Gyuto was founded in 1475 by Jetsun Kunga Dhondup and is one of the main tantric colleges of the Gelug tradition. In Tibet, monks who had completed their geshe studies would be invited to join Gyuto or Gyume, another tantric institution, to receive a firm grounding in vajrayana practice. Both of these monasteries used to be in Lhasa, Tibet, but they have been re-established in India. At the time of the Chinese invasion in 1950, about 1000 monks were part of the monastery. 60 Gyuto monks fled to India in 1959. After initially gathering in Dalhousie, India, the monastery was established in Tenzing Gang, in Arunachal Pradesh, India. The main monastery is now based in Sidhbara, near Dharamsala, India. Today, there are nearly 500 monks in the entire order. Ramoche Temple in Lhasa was located inside Gyuto Monastery.
The Gyuto monks are known for their tradition of overtone singing, also described as "chordal chanting" which is said to have been transmitted by their founder. It achieved renown in the West following the release of recordings made by David Lewiston in 1974 and in 1986 by Windham Hill Records.
The monks here practice the major Tantric texts including Guhyasamaja, Chakrasamvara and Yamantaka.
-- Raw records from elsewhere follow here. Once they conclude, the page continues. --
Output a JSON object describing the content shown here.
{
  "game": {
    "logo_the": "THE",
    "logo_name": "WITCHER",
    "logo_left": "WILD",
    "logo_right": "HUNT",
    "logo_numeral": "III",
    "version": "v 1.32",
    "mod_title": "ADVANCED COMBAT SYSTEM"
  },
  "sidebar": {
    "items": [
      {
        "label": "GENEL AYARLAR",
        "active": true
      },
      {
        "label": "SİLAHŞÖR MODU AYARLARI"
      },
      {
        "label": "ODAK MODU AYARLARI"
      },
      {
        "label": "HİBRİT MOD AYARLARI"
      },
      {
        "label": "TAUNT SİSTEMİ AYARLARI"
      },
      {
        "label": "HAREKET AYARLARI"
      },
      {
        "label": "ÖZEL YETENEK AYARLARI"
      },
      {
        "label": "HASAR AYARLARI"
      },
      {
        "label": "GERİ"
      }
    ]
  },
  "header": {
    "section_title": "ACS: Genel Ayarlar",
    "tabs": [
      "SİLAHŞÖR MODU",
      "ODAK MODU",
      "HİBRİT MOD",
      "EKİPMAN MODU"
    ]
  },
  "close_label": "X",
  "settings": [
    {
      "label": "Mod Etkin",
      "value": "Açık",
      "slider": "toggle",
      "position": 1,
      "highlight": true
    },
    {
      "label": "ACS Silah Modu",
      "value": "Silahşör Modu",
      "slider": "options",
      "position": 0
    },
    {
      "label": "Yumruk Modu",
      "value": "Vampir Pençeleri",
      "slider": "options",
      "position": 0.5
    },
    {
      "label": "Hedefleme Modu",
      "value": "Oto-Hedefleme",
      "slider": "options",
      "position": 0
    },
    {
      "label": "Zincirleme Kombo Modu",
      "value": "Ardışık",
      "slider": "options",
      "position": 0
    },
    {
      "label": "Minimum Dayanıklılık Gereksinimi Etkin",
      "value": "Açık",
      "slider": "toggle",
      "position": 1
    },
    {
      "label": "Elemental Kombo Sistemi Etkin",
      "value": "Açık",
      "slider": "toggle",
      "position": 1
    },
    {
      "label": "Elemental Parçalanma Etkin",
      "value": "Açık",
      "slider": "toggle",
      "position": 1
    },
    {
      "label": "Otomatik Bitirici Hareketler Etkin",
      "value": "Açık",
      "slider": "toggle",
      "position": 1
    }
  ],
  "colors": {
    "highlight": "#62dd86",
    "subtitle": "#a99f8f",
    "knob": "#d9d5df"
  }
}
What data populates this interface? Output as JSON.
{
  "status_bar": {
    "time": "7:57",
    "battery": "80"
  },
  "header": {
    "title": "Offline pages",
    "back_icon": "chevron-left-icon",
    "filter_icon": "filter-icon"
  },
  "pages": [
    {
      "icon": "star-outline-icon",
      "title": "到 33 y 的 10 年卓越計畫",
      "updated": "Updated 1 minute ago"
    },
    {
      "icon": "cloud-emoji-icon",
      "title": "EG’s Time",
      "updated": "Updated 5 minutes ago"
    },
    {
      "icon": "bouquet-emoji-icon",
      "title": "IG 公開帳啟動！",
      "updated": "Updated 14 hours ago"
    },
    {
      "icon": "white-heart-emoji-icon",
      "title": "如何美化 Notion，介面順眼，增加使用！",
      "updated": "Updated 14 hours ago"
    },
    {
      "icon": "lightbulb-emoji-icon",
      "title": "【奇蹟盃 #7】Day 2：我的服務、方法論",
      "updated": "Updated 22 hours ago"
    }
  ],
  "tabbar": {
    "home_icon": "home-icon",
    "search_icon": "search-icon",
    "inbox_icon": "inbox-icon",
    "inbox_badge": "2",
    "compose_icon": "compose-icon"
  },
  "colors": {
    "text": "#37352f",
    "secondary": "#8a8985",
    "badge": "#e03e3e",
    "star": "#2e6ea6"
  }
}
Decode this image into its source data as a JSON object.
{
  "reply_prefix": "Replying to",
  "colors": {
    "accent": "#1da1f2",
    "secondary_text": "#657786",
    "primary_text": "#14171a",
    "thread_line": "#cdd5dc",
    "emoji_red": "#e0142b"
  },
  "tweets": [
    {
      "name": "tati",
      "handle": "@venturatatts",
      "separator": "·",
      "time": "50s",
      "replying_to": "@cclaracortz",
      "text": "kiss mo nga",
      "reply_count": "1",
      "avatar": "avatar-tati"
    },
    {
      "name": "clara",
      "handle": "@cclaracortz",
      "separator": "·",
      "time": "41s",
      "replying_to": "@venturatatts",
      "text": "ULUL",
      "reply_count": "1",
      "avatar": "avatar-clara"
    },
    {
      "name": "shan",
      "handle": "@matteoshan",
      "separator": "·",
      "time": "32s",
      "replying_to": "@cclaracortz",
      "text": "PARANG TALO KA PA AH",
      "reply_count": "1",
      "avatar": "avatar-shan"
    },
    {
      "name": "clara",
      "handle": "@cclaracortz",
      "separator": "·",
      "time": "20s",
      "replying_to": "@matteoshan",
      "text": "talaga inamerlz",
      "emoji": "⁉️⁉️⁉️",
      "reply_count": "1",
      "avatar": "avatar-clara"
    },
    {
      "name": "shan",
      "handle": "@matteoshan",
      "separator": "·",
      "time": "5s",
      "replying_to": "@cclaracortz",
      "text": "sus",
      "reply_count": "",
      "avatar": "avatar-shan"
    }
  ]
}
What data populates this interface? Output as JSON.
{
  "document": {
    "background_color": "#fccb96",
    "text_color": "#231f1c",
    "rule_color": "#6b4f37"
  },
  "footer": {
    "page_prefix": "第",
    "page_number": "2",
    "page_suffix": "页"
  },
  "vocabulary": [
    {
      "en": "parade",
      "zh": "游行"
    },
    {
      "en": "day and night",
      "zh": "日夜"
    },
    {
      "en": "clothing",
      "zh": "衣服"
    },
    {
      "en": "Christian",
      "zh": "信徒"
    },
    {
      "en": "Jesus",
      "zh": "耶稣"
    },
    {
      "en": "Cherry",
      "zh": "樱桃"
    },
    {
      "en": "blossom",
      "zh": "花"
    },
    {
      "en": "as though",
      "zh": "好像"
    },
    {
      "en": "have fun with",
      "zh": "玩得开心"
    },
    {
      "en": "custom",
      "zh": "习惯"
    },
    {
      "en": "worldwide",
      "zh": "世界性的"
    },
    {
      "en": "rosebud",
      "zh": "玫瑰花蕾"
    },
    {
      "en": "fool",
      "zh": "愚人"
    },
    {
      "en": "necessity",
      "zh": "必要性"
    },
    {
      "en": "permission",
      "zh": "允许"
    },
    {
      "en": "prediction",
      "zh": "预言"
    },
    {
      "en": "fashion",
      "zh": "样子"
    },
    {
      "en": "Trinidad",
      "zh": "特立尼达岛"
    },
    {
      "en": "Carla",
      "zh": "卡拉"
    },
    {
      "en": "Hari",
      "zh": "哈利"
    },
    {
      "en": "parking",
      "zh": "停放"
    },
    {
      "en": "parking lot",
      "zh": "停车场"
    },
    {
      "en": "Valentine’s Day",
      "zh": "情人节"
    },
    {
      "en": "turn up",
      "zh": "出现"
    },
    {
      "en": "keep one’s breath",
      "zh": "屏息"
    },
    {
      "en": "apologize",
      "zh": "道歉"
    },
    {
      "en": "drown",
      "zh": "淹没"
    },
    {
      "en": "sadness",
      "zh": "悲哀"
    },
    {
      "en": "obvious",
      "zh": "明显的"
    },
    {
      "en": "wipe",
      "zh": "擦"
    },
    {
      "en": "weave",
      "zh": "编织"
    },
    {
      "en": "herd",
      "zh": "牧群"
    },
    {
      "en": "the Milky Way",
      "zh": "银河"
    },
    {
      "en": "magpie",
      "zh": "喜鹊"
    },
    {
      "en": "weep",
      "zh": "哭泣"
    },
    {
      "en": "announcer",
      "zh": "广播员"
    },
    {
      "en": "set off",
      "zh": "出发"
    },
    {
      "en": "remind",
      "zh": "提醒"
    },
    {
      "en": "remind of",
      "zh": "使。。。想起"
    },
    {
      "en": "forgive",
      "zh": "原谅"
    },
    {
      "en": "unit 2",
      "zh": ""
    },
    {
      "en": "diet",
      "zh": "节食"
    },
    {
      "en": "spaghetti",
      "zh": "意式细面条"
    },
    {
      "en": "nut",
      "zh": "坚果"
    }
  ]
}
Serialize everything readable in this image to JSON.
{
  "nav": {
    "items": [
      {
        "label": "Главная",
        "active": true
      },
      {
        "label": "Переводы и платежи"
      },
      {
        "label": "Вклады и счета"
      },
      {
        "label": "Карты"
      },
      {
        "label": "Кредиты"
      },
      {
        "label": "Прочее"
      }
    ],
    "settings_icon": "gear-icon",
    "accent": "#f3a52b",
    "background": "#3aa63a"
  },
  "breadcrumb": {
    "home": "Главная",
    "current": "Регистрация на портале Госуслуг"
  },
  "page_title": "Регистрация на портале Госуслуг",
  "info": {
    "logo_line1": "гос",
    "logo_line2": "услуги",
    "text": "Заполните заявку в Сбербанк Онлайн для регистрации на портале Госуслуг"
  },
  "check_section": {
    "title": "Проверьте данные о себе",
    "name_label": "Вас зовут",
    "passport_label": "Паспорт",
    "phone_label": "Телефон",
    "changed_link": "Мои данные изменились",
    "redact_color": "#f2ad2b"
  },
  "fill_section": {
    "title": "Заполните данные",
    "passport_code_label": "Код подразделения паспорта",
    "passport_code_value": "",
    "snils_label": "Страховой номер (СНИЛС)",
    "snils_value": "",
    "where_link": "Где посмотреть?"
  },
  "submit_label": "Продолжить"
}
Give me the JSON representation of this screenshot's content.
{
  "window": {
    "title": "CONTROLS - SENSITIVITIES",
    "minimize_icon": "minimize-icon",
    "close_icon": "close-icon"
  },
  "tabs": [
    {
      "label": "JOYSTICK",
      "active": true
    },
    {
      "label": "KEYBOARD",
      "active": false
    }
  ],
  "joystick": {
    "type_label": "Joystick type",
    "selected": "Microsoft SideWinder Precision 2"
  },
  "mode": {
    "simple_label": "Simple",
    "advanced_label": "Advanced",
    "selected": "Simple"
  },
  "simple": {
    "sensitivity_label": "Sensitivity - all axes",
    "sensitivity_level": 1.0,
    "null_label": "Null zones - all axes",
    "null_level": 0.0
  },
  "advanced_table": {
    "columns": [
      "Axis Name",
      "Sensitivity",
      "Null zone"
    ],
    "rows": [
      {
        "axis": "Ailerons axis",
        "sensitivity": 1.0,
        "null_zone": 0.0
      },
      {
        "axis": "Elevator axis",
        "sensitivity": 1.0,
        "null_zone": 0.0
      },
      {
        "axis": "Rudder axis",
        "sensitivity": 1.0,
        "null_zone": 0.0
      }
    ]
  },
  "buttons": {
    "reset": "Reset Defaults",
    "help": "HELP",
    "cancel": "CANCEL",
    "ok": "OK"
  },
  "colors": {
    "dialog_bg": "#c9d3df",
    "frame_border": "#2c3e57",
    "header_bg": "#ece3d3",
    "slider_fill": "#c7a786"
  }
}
They have passed these lineages on to the younger generation of monks for more than 500 years.
The main chamber of the monastery has a majestic statue of the Buddha and with the backdrop of the snow-clad mountains, this is an extremely serene and peaceful place to spend an afternoon.